Please return the data word for word and leave out any picture it contains.

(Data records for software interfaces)
::::::::

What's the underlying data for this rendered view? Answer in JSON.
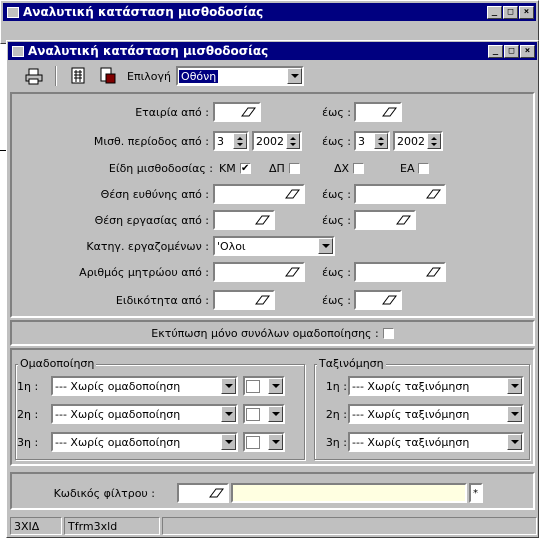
{
  "back_window": {
    "title": "Αναλυτική κατάσταση μισθοδοσίας"
  },
  "window": {
    "title": "Αναλυτική κατάσταση μισθοδοσίας",
    "min": "_",
    "max": "□",
    "close": "×"
  },
  "toolbar": {
    "output_label": "Επιλογή",
    "output_value": "Οθόνη"
  },
  "form": {
    "company_from": "Εταιρία από :",
    "to": "έως :",
    "period_from": "Μισθ. περίοδος από :",
    "period_from_month": "3",
    "period_from_year": "2002",
    "period_to_month": "3",
    "period_to_year": "2002",
    "payroll_types": "Είδη μισθοδοσίας :",
    "types": [
      "ΚΜ",
      "ΔΠ",
      "ΔΧ",
      "ΕΑ"
    ],
    "types_checked": [
      true,
      false,
      false,
      false
    ],
    "position_from": "Θέση ευθύνης από :",
    "workplace_from": "Θέση εργασίας από :",
    "employee_category": "Κατηγ. εργαζομένων :",
    "employee_category_value": "'Ολοι",
    "reg_number_from": "Αριθμός μητρώου από :",
    "specialty_from": "Ειδικότητα από :"
  },
  "totals_only": {
    "label": "Εκτύπωση μόνο συνόλων ομαδοποίησης :"
  },
  "grouping": {
    "title": "Ομαδοποίηση",
    "rows": [
      {
        "label": "1η :",
        "value": "--- Χωρίς ομαδοποίηση"
      },
      {
        "label": "2η :",
        "value": "--- Χωρίς ομαδοποίηση"
      },
      {
        "label": "3η :",
        "value": "--- Χωρίς ομαδοποίηση"
      }
    ]
  },
  "sorting": {
    "title": "Ταξινόμηση",
    "rows": [
      {
        "label": "1η :",
        "value": "--- Χωρίς ταξινόμηση"
      },
      {
        "label": "2η :",
        "value": "--- Χωρίς ταξινόμηση"
      },
      {
        "label": "3η :",
        "value": "--- Χωρίς ταξινόμηση"
      }
    ]
  },
  "filter": {
    "label": "Κωδικός φίλτρου :",
    "star": "*"
  },
  "status": {
    "panel1": "3XIΔ",
    "panel2": "Tfrm3xld",
    "panel3": ""
  },
  "colors": {
    "titlebar": "#000080",
    "face": "#c0c0c0",
    "filter_bg": "#ffffe1"
  }
}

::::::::

EXERCISE RESULT:
What's the underlying data for this rendered view? Answer in JSON.
{
  "back_window": {
    "title": "Αναλυτική κατάσταση μισθοδοσίας"
  },
  "window": {
    "title": "Αναλυτική κατάσταση μισθοδοσίας",
    "min": "_",
    "max": "□",
    "close": "×"
  },
  "toolbar": {
    "output_label": "Επιλογή",
    "output_value": "Οθόνη"
  },
  "form": {
    "company_from": "Εταιρία από :",
    "to": "έως :",
    "period_from": "Μισθ. περίοδος από :",
    "period_from_month": "3",
    "period_from_year": "2002",
    "period_to_month": "3",
    "period_to_year": "2002",
    "payroll_types": "Είδη μισθοδοσίας :",
    "types": [
      "ΚΜ",
      "ΔΠ",
      "ΔΧ",
      "ΕΑ"
    ],
    "types_checked": [
      true,
      false,
      false,
      false
    ],
    "position_from": "Θέση ευθύνης από :",
    "workplace_from": "Θέση εργασίας από :",
    "employee_category": "Κατηγ. εργαζομένων :",
    "employee_category_value": "'Ολοι",
    "reg_number_from": "Αριθμός μητρώου από :",
    "specialty_from": "Ειδικότητα από :"
  },
  "totals_only": {
    "label": "Εκτύπωση μόνο συνόλων ομαδοποίησης :"
  },
  "grouping": {
    "title": "Ομαδοποίηση",
    "rows": [
      {
        "label": "1η :",
        "value": "--- Χωρίς ομαδοποίηση"
      },
      {
        "label": "2η :",
        "value": "--- Χωρίς ομαδοποίηση"
      },
      {
        "label": "3η :",
        "value": "--- Χωρίς ομαδοποίηση"
      }
    ]
  },
  "sorting": {
    "title": "Ταξινόμηση",
    "rows": [
      {
        "label": "1η :",
        "value": "--- Χωρίς ταξινόμηση"
      },
      {
        "label": "2η :",
        "value": "--- Χωρίς ταξινόμηση"
      },
      {
        "label": "3η :",
        "value": "--- Χωρίς ταξινόμηση"
      }
    ]
  },
  "filter": {
    "label": "Κωδικός φίλτρου :",
    "star": "*"
  },
  "status": {
    "panel1": "3XIΔ",
    "panel2": "Tfrm3xld",
    "panel3": ""
  },
  "colors": {
    "titlebar": "#000080",
    "face": "#c0c0c0",
    "filter_bg": "#ffffe1"
  }
}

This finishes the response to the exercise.